In this month’s Garden Bloggers’ Bloom Day (GBBD), we’re still waiting for hints of summer but despite the persisting cold, wet and windy conditions, there are several plants in the garden whose time is now to flower and so here are some of my favourite ones.
The Spirea x Arguta (Bridal Wreath, Foam of May) has burst into a brilliant mass of white flowers that are visible long after the sun has gone down. This shrub almost seems to fluoresce in the twilight. It’s one of my favourite shrubs and I’ve been waiting all year just to see it like this:
While most blossom trees are now fading or have already finished, ours is late flowering and has just gotten started. The delay is definitely worth it as the leafless tree becomes smothered in thousands of delicate pink flowers. It’s extra special as the blossom starts off almost white, then darkens through shades of pink as it ages. The flowers are double too and look like miniature ruffled pom-poms. Seeing this tree erupt into flower is incredibly heart-lifting.
Talking of hearts, the Dicentra (now reclassified to Lamprocapnos spectabilis) is in flower, with some of the more unusual flowers to be found on any temperate plant: hearts strung out on a line:
Finally we have the dainty, unusual and very beautiful Aquilegia of mixed singles, doubles and colours, planted in groups about the garden. They will last for a while and are an essential plant for any cottage garden (especially given its common name is “Granny’s bonnet”).
Some colours are out earlier than others. They’re so easy to do from seed, I can imagine having a few trays of these by the end of the season.
Other plants in flower at the moment include Lunaria Annua (Honesty), Clematis Montana Rubens, Choisya Ternata (mexican orange blossom), a long drift of wild garlic and of course, the Wisteria, which deserves a whole post dedicated just to itself.
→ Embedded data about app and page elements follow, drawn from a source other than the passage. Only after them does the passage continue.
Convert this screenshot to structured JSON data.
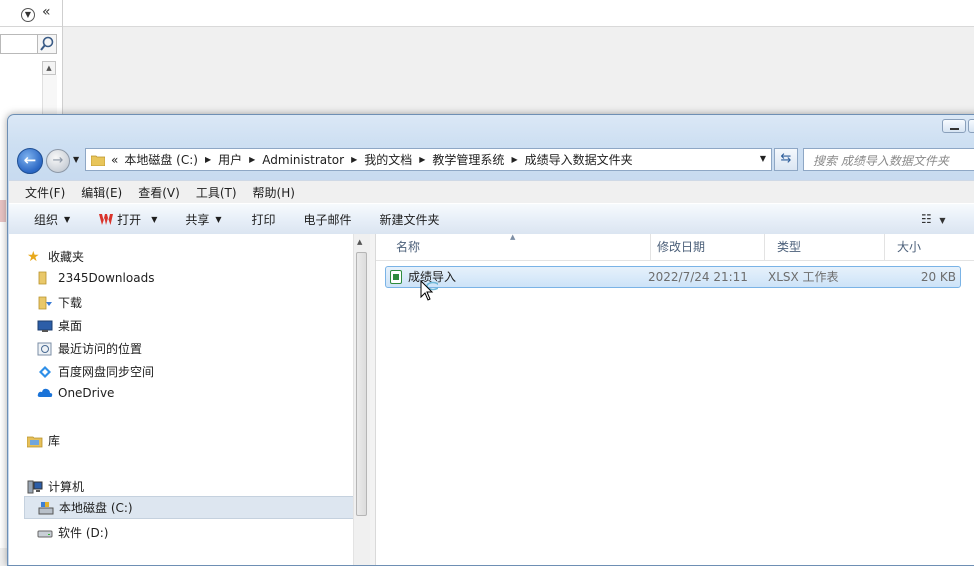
{
  "address_bar": {
    "crumbs": [
      "本地磁盘 (C:)",
      "用户",
      "Administrator",
      "我的文档",
      "教学管理系统",
      "成绩导入数据文件夹"
    ]
  },
  "search": {
    "placeholder": "搜索 成绩导入数据文件夹"
  },
  "menubar": [
    "文件(F)",
    "编辑(E)",
    "查看(V)",
    "工具(T)",
    "帮助(H)"
  ],
  "toolbar": {
    "organize": "组织",
    "open": "打开",
    "share": "共享",
    "print": "打印",
    "email": "电子邮件",
    "new_folder": "新建文件夹"
  },
  "nav": {
    "favorites": "收藏夹",
    "downloads_2345": "2345Downloads",
    "downloads": "下载",
    "desktop": "桌面",
    "recent": "最近访问的位置",
    "baidu": "百度网盘同步空间",
    "onedrive": "OneDrive",
    "libraries": "库",
    "computer": "计算机",
    "drive_c": "本地磁盘 (C:)",
    "drive_d": "软件 (D:)"
  },
  "columns": {
    "name": "名称",
    "modified": "修改日期",
    "type": "类型",
    "size": "大小"
  },
  "files": [
    {
      "name": "成绩导入",
      "modified": "2022/7/24 21:11",
      "type": "XLSX 工作表",
      "size": "20 KB"
    }
  ],
  "colors": {
    "selection": "#cde3f8",
    "selection_border": "#7ab3e6",
    "frame": "#c6d9ef"
  }
}
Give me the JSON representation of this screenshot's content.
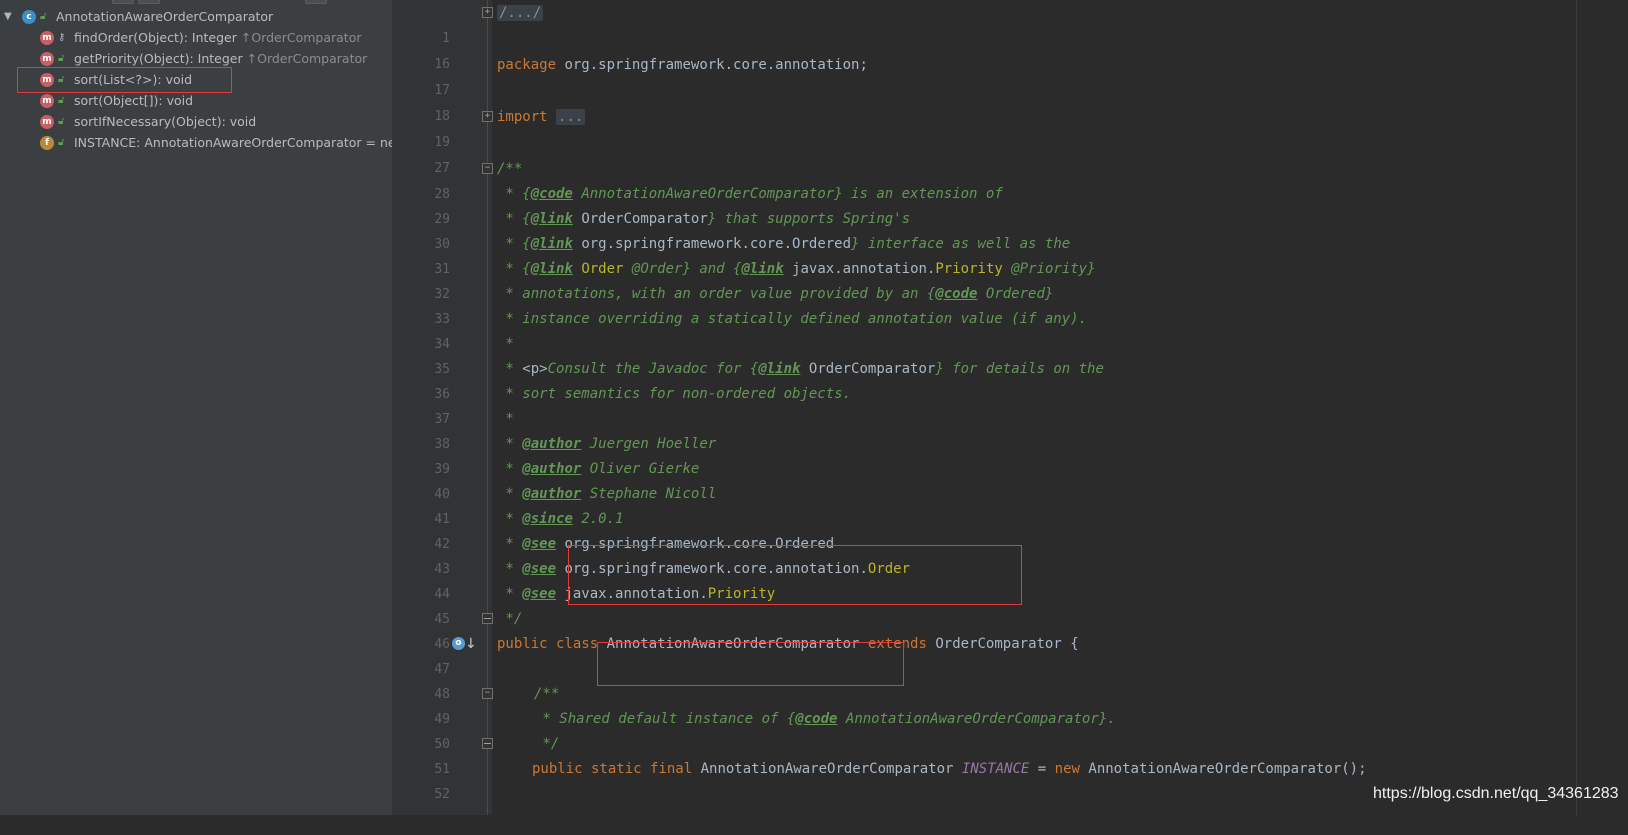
{
  "structure": {
    "items": [
      {
        "name": "AnnotationAwareOrderComparator",
        "detail": "",
        "badge": "C"
      },
      {
        "name": "findOrder(Object): Integer",
        "inherited": "OrderComparator",
        "badge": "m"
      },
      {
        "name": "getPriority(Object): Integer",
        "inherited": "OrderComparator",
        "badge": "m"
      },
      {
        "name": "sort(List<?>): void",
        "badge": "m"
      },
      {
        "name": "sort(Object[]): void",
        "badge": "m"
      },
      {
        "name": "sortIfNecessary(Object): void",
        "badge": "m"
      },
      {
        "name": "INSTANCE: AnnotationAwareOrderComparator = new",
        "badge": "f"
      }
    ],
    "inherit_arrow": "↑"
  },
  "editor": {
    "line_numbers": [
      "1",
      "16",
      "17",
      "18",
      "19",
      "27",
      "28",
      "29",
      "30",
      "31",
      "32",
      "33",
      "34",
      "35",
      "36",
      "37",
      "38",
      "39",
      "40",
      "41",
      "42",
      "43",
      "44",
      "45",
      "46",
      "47",
      "48",
      "49",
      "50",
      "51",
      "52"
    ],
    "l1": "/.../",
    "l17": {
      "kw": "package",
      "rest": "org.springframework.core.annotation;"
    },
    "l19": {
      "kw": "import",
      "fold": "..."
    },
    "l28": "/**",
    "l29": {
      "a": " * {",
      "tag": "@code",
      "ref": "AnnotationAwareOrderComparator",
      "b": "} is an extension of"
    },
    "l30": {
      "a": " * {",
      "tag": "@link",
      "ref": "OrderComparator",
      "b": "} that supports Spring's"
    },
    "l31": {
      "a": " * {",
      "tag": "@link",
      "ref": "org.springframework.core.Ordered",
      "b": "} interface as well as the"
    },
    "l32": {
      "a": " * {",
      "tag": "@link",
      "ref": "Order",
      "b": " @Order} and {",
      "tag2": "@link",
      "ref2a": "javax.annotation.",
      "ref2b": "Priority",
      "c": " @Priority}"
    },
    "l33": {
      "a": " * annotations, with an order value provided by an {",
      "tag": "@code",
      "ref": "Ordered",
      "b": "}"
    },
    "l34": " * instance overriding a statically defined annotation value (if any).",
    "l35": " *",
    "l36": {
      "a": " * ",
      "p": "<p>",
      "b": "Consult the Javadoc for {",
      "tag": "@link",
      "ref": "OrderComparator",
      "c": "} for details on the"
    },
    "l37": " * sort semantics for non-ordered objects.",
    "l38": " *",
    "l39": {
      "tag": "@author",
      "b": "Juergen Hoeller"
    },
    "l40": {
      "tag": "@author",
      "b": "Oliver Gierke"
    },
    "l41": {
      "tag": "@author",
      "b": "Stephane Nicoll"
    },
    "l42": {
      "tag": "@since",
      "b": "2.0.1"
    },
    "l43": {
      "tag": "@see",
      "ref": "org.springframework.core.Ordered"
    },
    "l44": {
      "tag": "@see",
      "ref": "org.springframework.core.annotation.",
      "yl": "Order"
    },
    "l45": {
      "tag": "@see",
      "ref": "javax.annotation.",
      "yl": "Priority"
    },
    "l46": " */",
    "l47": {
      "kw1": "public class",
      "name": "AnnotationAwareOrderComparator",
      "kw2": "extends",
      "sup": "OrderComparator {"
    },
    "l49": "/**",
    "l50": {
      "a": " * Shared default instance of {",
      "tag": "@code",
      "ref": "AnnotationAwareOrderComparator",
      "b": "}."
    },
    "l51": " */",
    "l52": {
      "kw": "public static final",
      "type": "AnnotationAwareOrderComparator",
      "field": "INSTANCE",
      "eq": "=",
      "kw2": "new",
      "ctor": "AnnotationAwareOrderComparator();"
    }
  },
  "watermark": "https://blog.csdn.net/qq_34361283",
  "colors": {
    "highlight": "#e03c3c",
    "keyword": "#cc7832",
    "comment": "#629755"
  }
}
Garden Bloggers Bloom Day is hosted by May Dreams Gardens on the 15th of every month, giving gardeners around the world an opportunity to show what’s in flower in their part of the world.